This fine photo of the old lumber loading wharf shows the rail tracks used to load the ships. A beautiful wall mural of this scene can be seen today in the museum on Hwy 1. Lumber was hauled in cars by mule from above, now the state park, to the ships. The wharf burned after the closure of the lumber mills. Some wood pilings can still be seen today as well as the shelf cut into the rocks.
This unique shot is taken from the end of the wharf showing the utility buildings used for loading ships. The large building on the cliffs directly above the utility building is the old Greenwood School.
This shot of Greenwood Creek's old mill pond shows the logs being dropped into the pond off of rail cars. Men with jack screws "jacked" the logs off the cars. Another man then rode the log and pushed it with a pick pole into position for the mill. The sawed lumber was then loaded on to flat cars and pulled up the incline to the lumber yard near the company store where it was graded and made ready for shipping. Notice that each rail car carries one large log, a sight not seen anymore. The large house surrounded by a white fence it the present day Elk Cove Inn. The lumber mill is just around the corner behind the Elk Cove Inn building.

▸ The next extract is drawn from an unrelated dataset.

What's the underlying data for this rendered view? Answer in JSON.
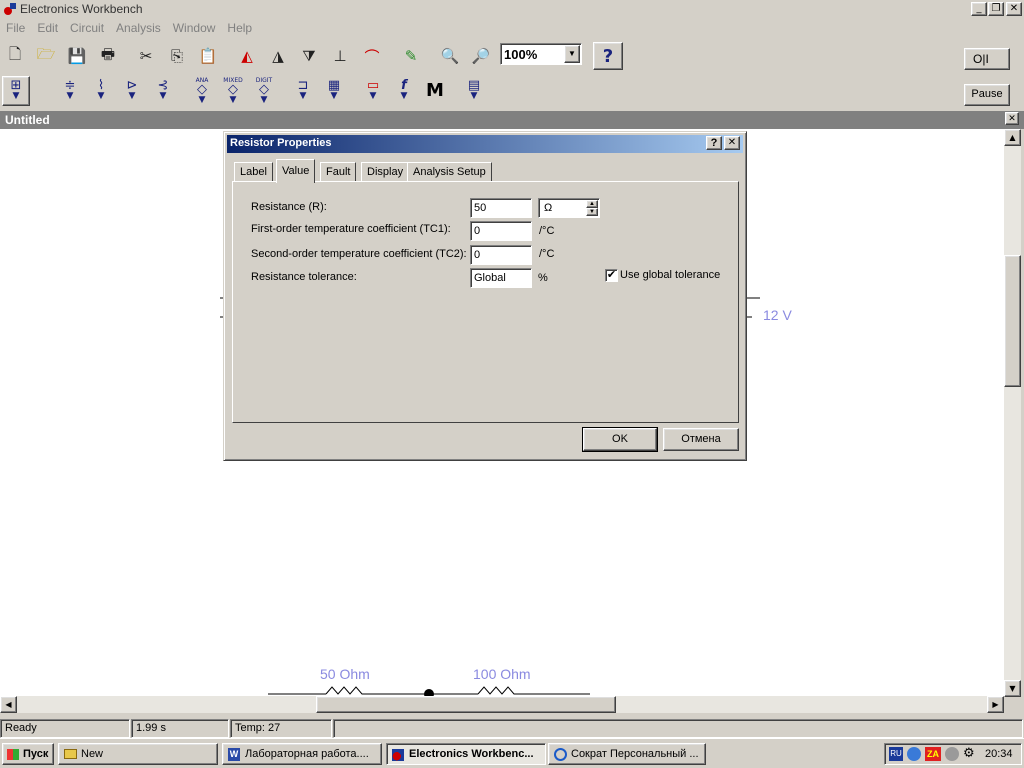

First a short chute and lighters were used. Later a larger chute was built that schooners could moor under loading the lumber directly onto the ship.
Charlie Li Foo, for whom the gulch is named just to the north of the state park in Greenwood, worked as a woodsman. Alone in the woods, a tree fell on him pinning his leg to the ground. After waiting and giving up hope of rescue, he took out his knife and "took care of business". After crawling into town, he recovered and changed occupations to the town barber.

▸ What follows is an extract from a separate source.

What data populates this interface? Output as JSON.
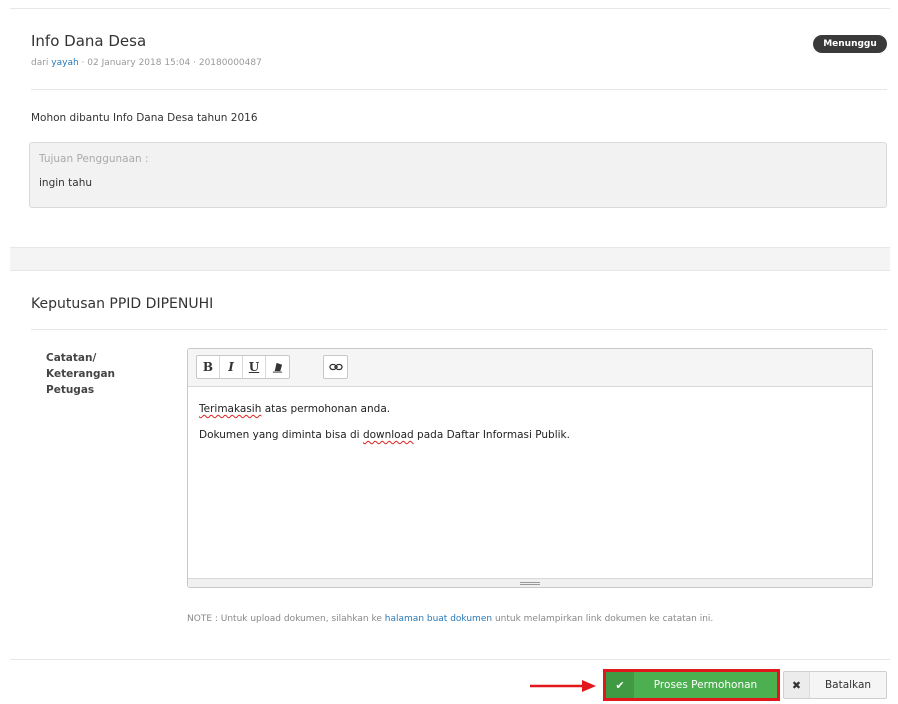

St. Mary's Star of the Sea Catholic Church was built in 1880 at a cost of $3000 to replace an older, unsafe church. The new church with a 22 foot ceiling was situated in the present day cemetery high on a bluff over the sea. It was considered the most beautiful of the Catholic churches on the coast. It served the community until 1910 when Cuffey's Cove was largely deserted for Elk.
This is the entrance to the Cuffey's Cove Catholic Cemetary as it is today. Once the site of the Star of the Sea Church, it remains a beautiful place.

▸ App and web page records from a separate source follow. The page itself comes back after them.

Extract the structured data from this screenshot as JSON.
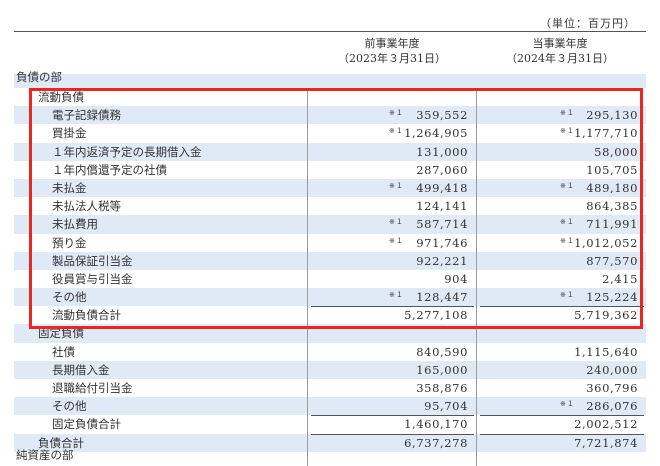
{
  "header": {
    "unit": "（単位：百万円）",
    "prev_year": "前事業年度",
    "prev_date": "（2023年３月31日）",
    "curr_year": "当事業年度",
    "curr_date": "（2024年３月31日）"
  },
  "rows": [
    {
      "label": "負債の部",
      "prev_mark": "",
      "prev": "",
      "curr_mark": "",
      "curr": ""
    },
    {
      "label": "流動負債",
      "prev_mark": "",
      "prev": "",
      "curr_mark": "",
      "curr": ""
    },
    {
      "label": "電子記録債務",
      "prev_mark": "※１",
      "prev": "359,552",
      "curr_mark": "※１",
      "curr": "295,130"
    },
    {
      "label": "買掛金",
      "prev_mark": "※１",
      "prev": "1,264,905",
      "curr_mark": "※１",
      "curr": "1,177,710"
    },
    {
      "label": "１年内返済予定の長期借入金",
      "prev_mark": "",
      "prev": "131,000",
      "curr_mark": "",
      "curr": "58,000"
    },
    {
      "label": "１年内償還予定の社債",
      "prev_mark": "",
      "prev": "287,060",
      "curr_mark": "",
      "curr": "105,705"
    },
    {
      "label": "未払金",
      "prev_mark": "※１",
      "prev": "499,418",
      "curr_mark": "※１",
      "curr": "489,180"
    },
    {
      "label": "未払法人税等",
      "prev_mark": "",
      "prev": "124,141",
      "curr_mark": "",
      "curr": "864,385"
    },
    {
      "label": "未払費用",
      "prev_mark": "※１",
      "prev": "587,714",
      "curr_mark": "※１",
      "curr": "711,991"
    },
    {
      "label": "預り金",
      "prev_mark": "※１",
      "prev": "971,746",
      "curr_mark": "※１",
      "curr": "1,012,052"
    },
    {
      "label": "製品保証引当金",
      "prev_mark": "",
      "prev": "922,221",
      "curr_mark": "",
      "curr": "877,570"
    },
    {
      "label": "役員賞与引当金",
      "prev_mark": "",
      "prev": "904",
      "curr_mark": "",
      "curr": "2,415"
    },
    {
      "label": "その他",
      "prev_mark": "※１",
      "prev": "128,447",
      "curr_mark": "※１",
      "curr": "125,224"
    },
    {
      "label": "流動負債合計",
      "prev_mark": "",
      "prev": "5,277,108",
      "curr_mark": "",
      "curr": "5,719,362"
    },
    {
      "label": "固定負債",
      "prev_mark": "",
      "prev": "",
      "curr_mark": "",
      "curr": ""
    },
    {
      "label": "社債",
      "prev_mark": "",
      "prev": "840,590",
      "curr_mark": "",
      "curr": "1,115,640"
    },
    {
      "label": "長期借入金",
      "prev_mark": "",
      "prev": "165,000",
      "curr_mark": "",
      "curr": "240,000"
    },
    {
      "label": "退職給付引当金",
      "prev_mark": "",
      "prev": "358,876",
      "curr_mark": "",
      "curr": "360,796"
    },
    {
      "label": "その他",
      "prev_mark": "",
      "prev": "95,704",
      "curr_mark": "※１",
      "curr": "286,076"
    },
    {
      "label": "固定負債合計",
      "prev_mark": "",
      "prev": "1,460,170",
      "curr_mark": "",
      "curr": "2,002,512"
    },
    {
      "label": "負債合計",
      "prev_mark": "",
      "prev": "6,737,278",
      "curr_mark": "",
      "curr": "7,721,874"
    },
    {
      "label": "純資産の部",
      "prev_mark": "",
      "prev": "",
      "curr_mark": "",
      "curr": ""
    }
  ]
}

Few cemetaries are as scenic as this one. Visible in the distance is the Elk Coast stretching down to Bridgeport and Manchester.
Greenwood/Elk pictured in the late 1890's. Note the general abundance of buildings and people when compared to today. Sorry this image is big, but it is necessary to see the detail.
This photo, taken in June of 1999, shows the village of Elk in the present day. Taken from approximately the same location as the historic photo above. Notice that all of the lumber facilities are gone except for a few concrete foundations in the State Park. Some original buildings survive today. The town is home to less people than at the turn of the century. Modern coastal zoning and the difficulty of finding work make it difficult to expand the population of the area. I've shown this photo smaller than the one above to speed up loading of the page. It takes long enough as it is.
The Forth of July celebration was a yearly event in Greenwood enjoyed by young and old. The line of march for the parade was from Slotte's Hotel (the junction of Philo-Greenwood Road) north to the double bridge (between the Greenwood School and the Harbor House).